While in Plötzensee he creates the “Verse und Bilder für Zenzl”.
April 6: Mühsam's 55th birthday; the SA breaks into the protective custody unit [Schutzhaft] where Mühsam is being held and takes possession of the political prisoners, who are brought to the dilapidated Sonnenburg prison, now being used as a concentration camp [Hirte, p.439]
February 2: Transported to Oranienburg concentration camp on an open truck.
July 1: The SS (specifically, the “SS-Leibstandarte Adolf Hitler”, under the command of a certain Eicke) takes over Oranienburg concentration camp from the SA.
July 9, evening: Mühsam is ordered to go to the commandant's office.
July 10, night: Mühsam is murdered by SS-guards and his body hung in a latrine; international protest ensues. [Hirte, p.448]
July 15: Zenzl Mühsam emigrates to Prague.
July 16: Buried in a poorly attended ceremony at the Waldfriedhof Berlin-Dahlem. [Hirte p.450; see the passage from Susand Leonard and Frederic V. Grunfeld quoted in the "Documents" section]
July 23: Memorial celebration for Mühsam is held by the “Pariser Exil des Schriftstellerverbandes” [cf. Hirte, p.448].
The hundreds of unpublished essays, poems, articles and plays constituting Mühsam's literary estate (including diaries, letters, and manuscripts) end up in the hands of the Soviet “People's Commissar for Internal Affairs” (NKWD), which takes them to Moscow, to be archived in the Maxim Gorki Institute.
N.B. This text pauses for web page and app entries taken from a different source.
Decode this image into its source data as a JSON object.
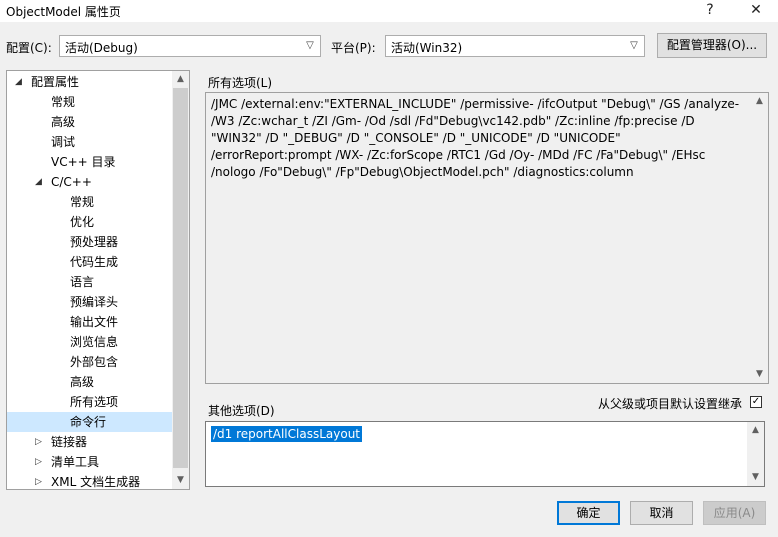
{
  "window": {
    "title": "ObjectModel 属性页",
    "help_label": "?",
    "close_label": "✕"
  },
  "config": {
    "label": "配置(C):",
    "value": "活动(Debug)"
  },
  "platform": {
    "label": "平台(P):",
    "value": "活动(Win32)"
  },
  "config_manager_label": "配置管理器(O)...",
  "tree": {
    "items": [
      {
        "label": "配置属性",
        "twisty": "◢"
      },
      {
        "label": "常规"
      },
      {
        "label": "高级"
      },
      {
        "label": "调试"
      },
      {
        "label": "VC++ 目录"
      },
      {
        "label": "C/C++",
        "twisty": "◢"
      },
      {
        "label": "常规"
      },
      {
        "label": "优化"
      },
      {
        "label": "预处理器"
      },
      {
        "label": "代码生成"
      },
      {
        "label": "语言"
      },
      {
        "label": "预编译头"
      },
      {
        "label": "输出文件"
      },
      {
        "label": "浏览信息"
      },
      {
        "label": "外部包含"
      },
      {
        "label": "高级"
      },
      {
        "label": "所有选项"
      },
      {
        "label": "命令行"
      },
      {
        "label": "链接器",
        "twisty": "▷"
      },
      {
        "label": "清单工具",
        "twisty": "▷"
      },
      {
        "label": "XML 文档生成器",
        "twisty": "▷"
      }
    ]
  },
  "all_options": {
    "label": "所有选项(L)",
    "text": "/JMC /external:env:\"EXTERNAL_INCLUDE\" /permissive- /ifcOutput \"Debug\\\" /GS /analyze- /W3 /Zc:wchar_t /ZI /Gm- /Od /sdl /Fd\"Debug\\vc142.pdb\" /Zc:inline /fp:precise /D \"WIN32\" /D \"_DEBUG\" /D \"_CONSOLE\" /D \"_UNICODE\" /D \"UNICODE\" /errorReport:prompt /WX- /Zc:forScope /RTC1 /Gd /Oy- /MDd /FC /Fa\"Debug\\\" /EHsc /nologo /Fo\"Debug\\\" /Fp\"Debug\\ObjectModel.pch\" /diagnostics:column"
  },
  "other_options": {
    "label": "其他选项(D)",
    "value": "/d1 reportAllClassLayout"
  },
  "inherit": {
    "label": "从父级或项目默认设置继承",
    "checked": true
  },
  "buttons": {
    "ok": "确定",
    "cancel": "取消",
    "apply": "应用(A)"
  }
}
Zenzl Mühsam travels to the Soviet Union at the invitation of the International Red Aid. She turns over Mühsam's literary estate (consisting of manuscripts, diaries and letters) to the Maxim Gorki Institute in Moscow. She is subsequently arrested, spending most of the next twenty years in various internment camps and penal facilities. [see the "Documents" tab several brief accounts of Zenzl's travails after Mühsam's death]
December: Mühsam's autobiographical Namen, Menschen: Unpolitische Erinnerungen is published in the German Bundesrepublik.
Zenzl Mühsam returns to Germany and takes up residence in Berlin-Pankow.
March 10: Death of Zenzl Mühsam.